16-bit Images in NI Vision

Updated Nov 3, 2017

Issue Details

I need to analyze a 16-bit image using NI-Vision. My data was stored using unsigned values (U16), but the Image datatype is defined with signed values (I16).


Many applications and camera drivers create 16-bit image data using unsigned values. This means that the darkest pixels have a value of 0 and the brightest have a value of b1111111111111111 (xFFFF or d65535). However, the Image datatype used in LabVIEW by NI Vision and NI-IMAQ reads data values using a signed interpretation. As Fig 1 shows, this leads to misinterpreted images when an array of data is changed to this datatype.

Figure 1: Unsigned and Signed Interpretation of Data

This interpretation difference can be overcome by subtracting a constant value of x8000 (d32768) from the raw values . However, neither the U16 nor I16 ranges allow this subtraction. (If xFFFF is subtracted from the original values, an underflow will occur.) There are two standard solutions to this problem:

Intuitive Solution:
Figure 2 shows that a 32-bit signed integer, which has a range that can accommodate every possible value in the operation, can be used as an intermediate state. The U16 image data is cast to I32, then the constant is subtracted, then the new data (which is in the allowed range of an I16) is cast to I16.
Figure 2: Using I32 Representation as an Intermediary

The LabVIEW code shown in Figure 3 accomplishes this adjustment and uses the resulting array for conversion to the Image datatype. (Note: the IMAQ ArrayToImage VI is part of the Vision Development Module and is not included with the NI-IMAQ driver.)  This solution is ideal for learning environments and example programs.

Figure 3: Importing a U16 image to the Image datatype in LabVIEW

Architectural Solution: 
The LabVIEW code shown in Figure 4 takes advantage of computer architecture and uses a common XOR gate with typecasting to accomplish the same task as the code shown in Figure 3.  In a practical application, this code will execute faster and more efficiently than that above.

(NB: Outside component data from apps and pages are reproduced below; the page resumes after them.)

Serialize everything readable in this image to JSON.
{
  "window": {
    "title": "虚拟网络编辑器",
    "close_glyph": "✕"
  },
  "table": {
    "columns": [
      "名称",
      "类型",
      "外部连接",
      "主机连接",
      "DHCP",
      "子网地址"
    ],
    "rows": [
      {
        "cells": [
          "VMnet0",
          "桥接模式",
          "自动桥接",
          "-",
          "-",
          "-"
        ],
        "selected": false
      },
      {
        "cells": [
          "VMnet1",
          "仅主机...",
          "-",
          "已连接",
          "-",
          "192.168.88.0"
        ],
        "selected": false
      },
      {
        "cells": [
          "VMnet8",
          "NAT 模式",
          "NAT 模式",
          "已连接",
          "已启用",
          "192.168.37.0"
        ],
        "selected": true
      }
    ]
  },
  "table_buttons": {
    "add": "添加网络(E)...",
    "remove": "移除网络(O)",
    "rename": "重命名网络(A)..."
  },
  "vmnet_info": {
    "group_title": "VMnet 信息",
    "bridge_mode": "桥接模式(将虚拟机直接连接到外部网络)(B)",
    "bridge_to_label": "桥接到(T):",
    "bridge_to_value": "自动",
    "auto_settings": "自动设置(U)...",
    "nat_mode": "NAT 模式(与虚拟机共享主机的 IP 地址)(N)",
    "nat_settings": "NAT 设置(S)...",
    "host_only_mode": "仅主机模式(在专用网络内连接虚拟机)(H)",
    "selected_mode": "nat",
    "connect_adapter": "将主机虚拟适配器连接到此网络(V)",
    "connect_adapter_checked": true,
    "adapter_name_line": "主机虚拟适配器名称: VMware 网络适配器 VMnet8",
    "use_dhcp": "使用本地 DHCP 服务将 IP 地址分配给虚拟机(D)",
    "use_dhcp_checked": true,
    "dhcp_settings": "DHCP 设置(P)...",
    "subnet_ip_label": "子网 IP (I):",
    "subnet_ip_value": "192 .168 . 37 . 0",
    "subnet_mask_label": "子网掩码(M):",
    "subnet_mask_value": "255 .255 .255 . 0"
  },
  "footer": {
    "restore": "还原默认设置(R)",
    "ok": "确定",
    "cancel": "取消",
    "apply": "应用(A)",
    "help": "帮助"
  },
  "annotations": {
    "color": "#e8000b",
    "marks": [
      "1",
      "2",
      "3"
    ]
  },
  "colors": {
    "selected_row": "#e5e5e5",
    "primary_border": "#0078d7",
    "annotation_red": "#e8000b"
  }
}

Figure 4: Converting U16 to I16 with Type Cast Function and XOR